The table was covered with a checked red-and-white tablecloth that matched the counterpane, and upon it was set a blue dish full of apples, a yellow jug of milk, a purple plate upon which were piled buttered scones, two green plates and two mugs to match.
What I like about this description is that it is colorful: red, white, blue, yellow, purple and green. To the list, pretty soon another one is added: salmon-pink, the color of the geraniums (gerani) that crowd the room where Marmaduke Scarlet lives. Maria, the protagonist of the novel The Little White Horse by Elizabeth Goudge (1946), visits Marmaduke's quarters towards the end of the book. Up until that point, she has only seen him while presiding in the kitchen, in the company of Zachariah, the cat.
The novel is a bit too rich in colorful characters to attempt even a brief description here, and maybe you already know all about them from reading the novel when you were a child, or having it read to you. I can see how children would be fascinated by the story, the characters, the places, the events. Had I read the story as a little girl, would I have wished to be Maria? I obviously cannot answer this question. I can tell you, though, that my favorite character was Serena, the white hare (lepre) that Maria rescues from the Men from the Dark Woods.
Back to the scones baked by Marmaduke Scarlet for Maria, I baked mine for my husband. In looking for a recipe to replicate, I had as requirement that it used buttermilk (latticello), which narrowed the list of candidates. Out of those I found, I chose this one. The changes I made were: no topping, and fresh raspberries (lamponi) or blueberries (mirtilli) instead of dried cherries (ciliegie). Another feature of the recipe that recommended it to me is that it makes a small number of scones: they are so much better when freshly made and a small number is perfect for our small household.
I made the recipe three times. The first time, I used raspberries and shaped the dough (which was rather sticky, due to the broken-down fresh raspberries) into 8 rounds, while the second time (also with raspberries) I shaped the dough into a single round, then scored it into 8 slices, which I separated a few minutes before the end of baking time, then put back into the oven, to obtain crispy edges all around.The third time, I used blueberries and went back to the separate round shapes (see photo). I never measured the fruit. I estimate that I had about half a cup of raspberries and a cup of blueberries.

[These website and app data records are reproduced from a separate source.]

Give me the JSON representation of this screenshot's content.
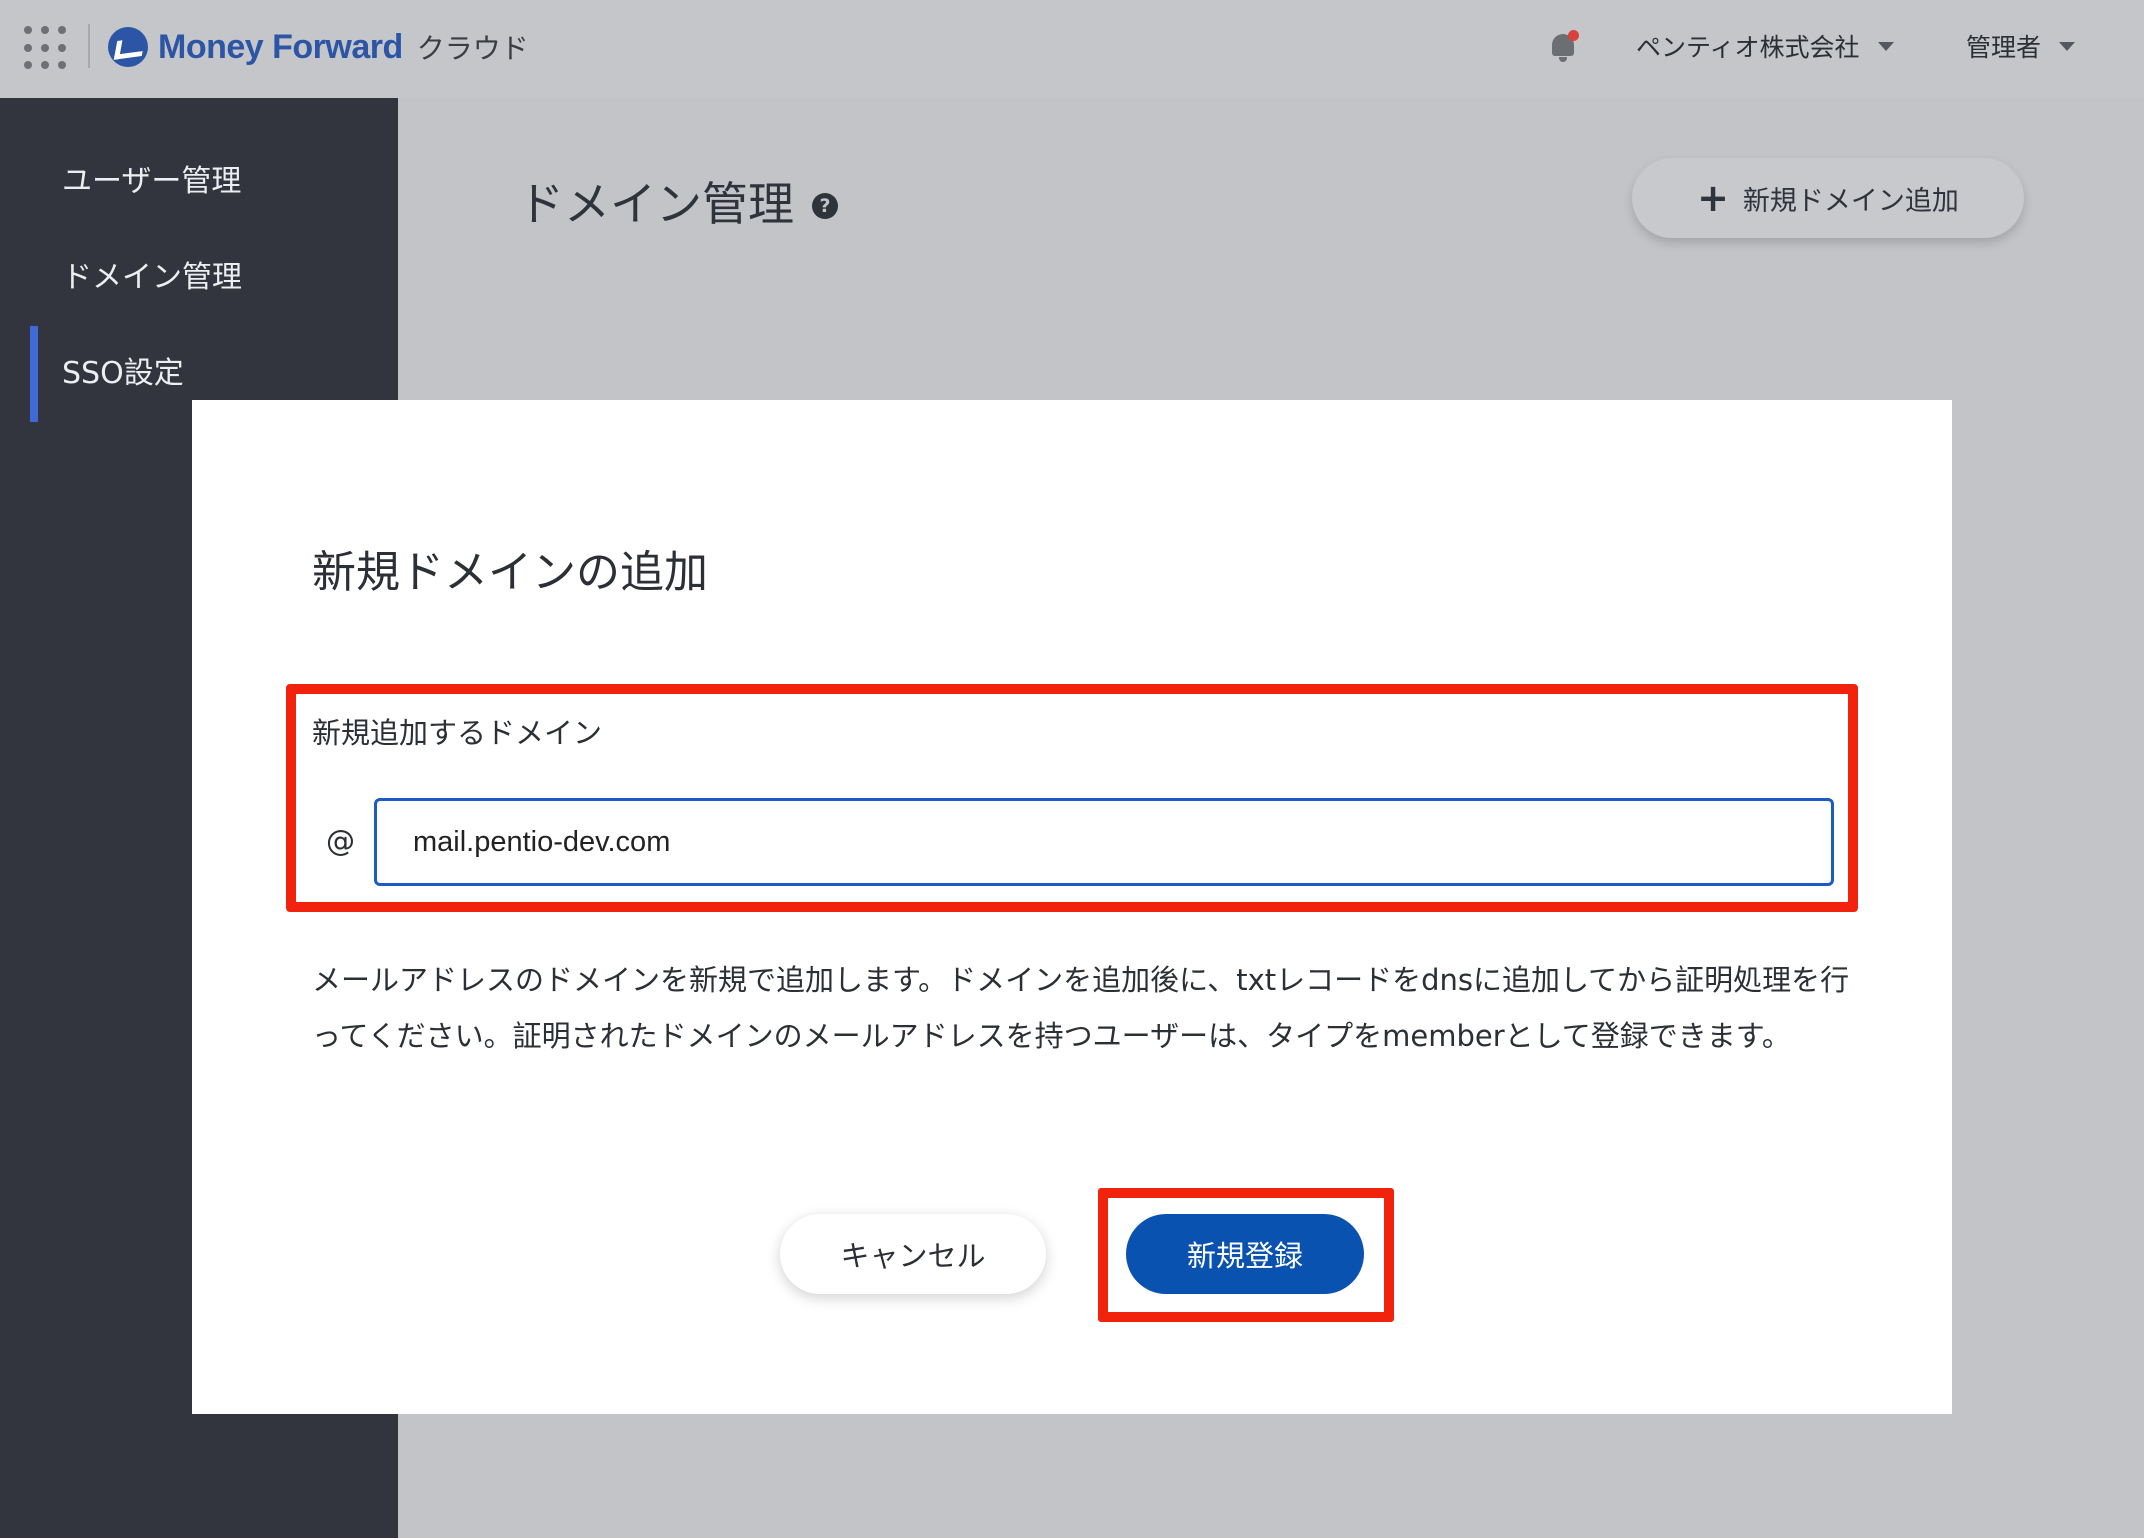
{
  "header": {
    "logo_text": "Money Forward",
    "logo_sub": "クラウド",
    "company": "ペンティオ株式会社",
    "role": "管理者"
  },
  "sidebar": {
    "items": [
      {
        "label": "ユーザー管理"
      },
      {
        "label": "ドメイン管理"
      },
      {
        "label": "SSO設定"
      }
    ]
  },
  "main": {
    "title": "ドメイン管理",
    "add_button_label": "新規ドメイン追加"
  },
  "modal": {
    "title": "新規ドメインの追加",
    "field_label": "新規追加するドメイン",
    "at_sign": "@",
    "domain_value": "mail.pentio-dev.com",
    "description": "メールアドレスのドメインを新規で追加します。ドメインを追加後に、txtレコードをdnsに追加してから証明処理を行ってください。証明されたドメインのメールアドレスを持つユーザーは、タイプをmemberとして登録できます。",
    "cancel_label": "キャンセル",
    "submit_label": "新規登録"
  },
  "colors": {
    "primary": "#0a52b0",
    "highlight": "#f2230d",
    "sidebar_bg": "#32353d",
    "active_indicator": "#3f6ad8"
  }
}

In the pages that follow the little scene that inspired me, Marmaduke outshines himself by preparing a banquet for 30 people, whose menu includes famous English dishes that I know (syllabub, plum cake) and a lot that I don't (Cornish pasty, Devonshire splits). In earlier chapters, he consistently provides delectable repasts for the inhabitants of Moonacre Manor.
One last note. In part 3 of Chapter 9 there is the Spring Song:
Praised be our Lord for our brother the sun...
Praised by our Lord for our sister the Moon...
St. Francis of Assisi (San Francesco d'Assisi, 1181/2-1226) wrote a beautiful poem in praise of brother sun (fratello sole), sister moon (sorella luna), mother earth (madre terra), etc. In Italian, the poem is called Cantico delle creature, while in English it is called Canticle of the Sun. I investigated possible links between Ms. Goudge and St. Francis and found that she wrote a book about his life, published in 1959.
This is my contribution to the third edition of Cook the Books, hosted by Rachel The Crispy Cook. You can find the guidelines for participating in the event here, and here is the announcement of the current edition.
Click on the button to hear me pronounce the Italian words mentioned in the post:
or launch the scone audio file [mp3].